Woman sentenced for providing drugs to prison inmate who died

She pleads guilty to felony controlled substances homicide

PORT ANGELES — An Olalla woman arrested in connection with the Aug. 13 death of a prisoner at Clallam Bay Corrections Center has been sentenced to four years and three months in prison after accepting a plea agreement.

Lauren N. Smith, 40, of Olalla was arrested Aug. 24 for investigation of controlled substances homicide, delivery of a controlled substance and second-degree introducing contraband, according to the Olympic Peninsula Narcotics Enforcement Task Force.

Smith pleaded guilty to one count of controlled substance homicide, a Class B felony, and the other two counts were dismissed on Thursday in Clallam County Superior Court.

According to state law, controlled substance homicide is when a person “unlawfully delivers a controlled substance, which is used by the person to whom it was delivered and results in the death of the user.”

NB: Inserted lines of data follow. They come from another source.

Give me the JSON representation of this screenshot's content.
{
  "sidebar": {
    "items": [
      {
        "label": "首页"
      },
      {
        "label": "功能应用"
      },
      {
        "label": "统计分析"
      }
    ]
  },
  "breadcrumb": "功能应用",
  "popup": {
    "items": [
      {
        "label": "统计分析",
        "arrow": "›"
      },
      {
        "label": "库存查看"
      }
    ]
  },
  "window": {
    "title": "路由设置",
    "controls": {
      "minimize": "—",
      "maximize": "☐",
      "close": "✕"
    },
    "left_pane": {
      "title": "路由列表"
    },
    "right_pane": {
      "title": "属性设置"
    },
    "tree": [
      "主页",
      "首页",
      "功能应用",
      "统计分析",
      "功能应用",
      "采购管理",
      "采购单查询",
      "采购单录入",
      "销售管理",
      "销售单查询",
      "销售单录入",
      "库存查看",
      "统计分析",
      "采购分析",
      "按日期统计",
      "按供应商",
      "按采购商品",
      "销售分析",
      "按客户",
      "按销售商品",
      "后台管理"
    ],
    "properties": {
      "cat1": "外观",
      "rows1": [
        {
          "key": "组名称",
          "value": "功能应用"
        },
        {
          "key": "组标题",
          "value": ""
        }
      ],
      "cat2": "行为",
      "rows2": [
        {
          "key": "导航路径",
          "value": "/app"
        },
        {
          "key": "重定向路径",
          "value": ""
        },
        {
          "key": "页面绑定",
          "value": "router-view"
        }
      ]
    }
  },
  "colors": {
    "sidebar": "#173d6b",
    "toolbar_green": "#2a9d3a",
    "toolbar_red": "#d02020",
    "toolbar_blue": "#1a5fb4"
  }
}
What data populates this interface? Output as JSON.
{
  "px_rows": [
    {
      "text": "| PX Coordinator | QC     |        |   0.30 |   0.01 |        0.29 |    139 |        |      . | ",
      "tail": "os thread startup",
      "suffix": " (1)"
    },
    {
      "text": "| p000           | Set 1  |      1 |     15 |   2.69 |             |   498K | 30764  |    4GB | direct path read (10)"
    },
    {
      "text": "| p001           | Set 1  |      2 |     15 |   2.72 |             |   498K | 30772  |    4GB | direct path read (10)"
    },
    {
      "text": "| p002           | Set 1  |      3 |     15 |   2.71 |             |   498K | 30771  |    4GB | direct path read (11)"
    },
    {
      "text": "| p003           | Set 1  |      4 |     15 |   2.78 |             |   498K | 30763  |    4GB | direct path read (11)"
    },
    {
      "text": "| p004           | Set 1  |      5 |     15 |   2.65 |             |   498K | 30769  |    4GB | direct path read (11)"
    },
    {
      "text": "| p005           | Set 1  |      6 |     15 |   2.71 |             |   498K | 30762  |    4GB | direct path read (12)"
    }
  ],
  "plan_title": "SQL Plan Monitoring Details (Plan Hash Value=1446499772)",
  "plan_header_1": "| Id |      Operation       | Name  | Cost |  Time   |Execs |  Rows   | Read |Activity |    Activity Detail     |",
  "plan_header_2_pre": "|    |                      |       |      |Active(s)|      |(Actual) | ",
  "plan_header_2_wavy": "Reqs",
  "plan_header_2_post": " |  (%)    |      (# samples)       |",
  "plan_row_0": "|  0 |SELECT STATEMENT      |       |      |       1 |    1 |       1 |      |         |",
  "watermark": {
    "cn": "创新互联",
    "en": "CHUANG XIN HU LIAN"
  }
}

Chief Criminal Deputy Prosecuting Attorney Michele Devlin said in court that Smith had interfered with the administration of justice in the most serious way possible.

Smith traveled to the Clallam Bay Corrections Center on Aug. 13 with the intention of driving drugs into the prison, Devlin said.

“Drugs in the prison system are a big issue and this is exactly why. After swallowing what (Smith) gave him, (32-year-old Yakima resident Kody L. Swearngin) died.

“He can’t be here to talk and his next of kin didn’t want to talk. It’s just too hard. This just shows the serious nature of drugs and controlled substances.

“While this is a loss-of-life case, she is cooperating with the state. So we are recommending dismissal of counts two and three, 51 months in prison, community custody for 12 months, standard conditions of release. The father didn’t want to be present to say anything.”

Defense attorney Alex Stranger said Smith met with Kody Swearngin and he requested she bring controlled substances into the prison.

Swearngin arranged to have people teach Smith how to do it and included some cajoling, including telling her, “Don’t chicken out on me,” Stranger said.

“There was no gang involved, but if she hadn’t done it, there could have been repercussions. So, she did it. So she did. Obviously it was wrong, but it’s not something she would have done without his request and cajoling,” Stranger said.

“He knew what he was getting into. He was very much driving the bus on making this happen, not her. Not that that excuses her behavior, but under the circumstances, this was a very significant event for her. I have no doubt she ever will do anything like this again.

Then Stranger read a statement written by Smith.

“I apologize to Kody. Aug. 13 is a day I will never forget for rest of my life. If I had known death was going to be a result, I never would have done it. I didn’t like it or agree to it, which is why I dragged my feet on it,” her statement said.

“Kody and I were trapped in the same puzzle, the puzzle of addiction. I have a good brain and a good heart. I’m not a bad person. I just made a bad decision that day. I’m sorry I didn’t try to change his mind. I’m sorry for being so weak. I promise to spend the rest of my life making things right for Kody’s family.”

Clallam County Superior Court Judge Brent Basden said he’s never believed in blaming the victims of crimes.

“Whatever role he played, he suffered the ultimate price. I appreciate the approach to this case. The defendant appears to accept responsibility,” he said.

That’s not an indication of his absolute concern when drugs are brought into the corrections system, Basden said.

“It’s not just a danger to the inmates but the corrections officers and their families. This reflects your understanding of that. What I’m wondering is if drugs contributed, if you might be helped with a (Drug Offender Sentencing Alternative).

“I make that finding based upon her representation of that kind of co-dependency with the victim. Hopefully there are programs in place so when you leave that facility, you are better equipped to function in society,” he said.

Clallam Bay staff called in “advanced lift support/CPR in progress” at about 6 p.m. Aug. 13 for an inmate who was not breathing, according to an Aug. 15 email from Clallam County Sheriff Brian King.

The inmate, later identified as Swearngin, was declared deceased by the medical staff and a Clallam County deputy arrived about 7 p.m. that night to begin the death investigation, the OPNET release stated.

A deputy coroner with the Clallam County Coroner’s Office arrived and took evidence samples from Swearngin that later tested positive for methamphetamine, OPNET said.

Investigators from the state Department of Corrections Investigation and Intelligence Unit reviewed records and video surveillance that revealed Smith had visited Swearngin just hours prior to his death, the release stated.

Further review of video showed Smith provided Swearngin with a small package, which he swallowed, the release added.


Reporter Brian Gawley can be reached at 360-452-2345, ext. 55650, or at brian.gawley@peninsuladailynews.com.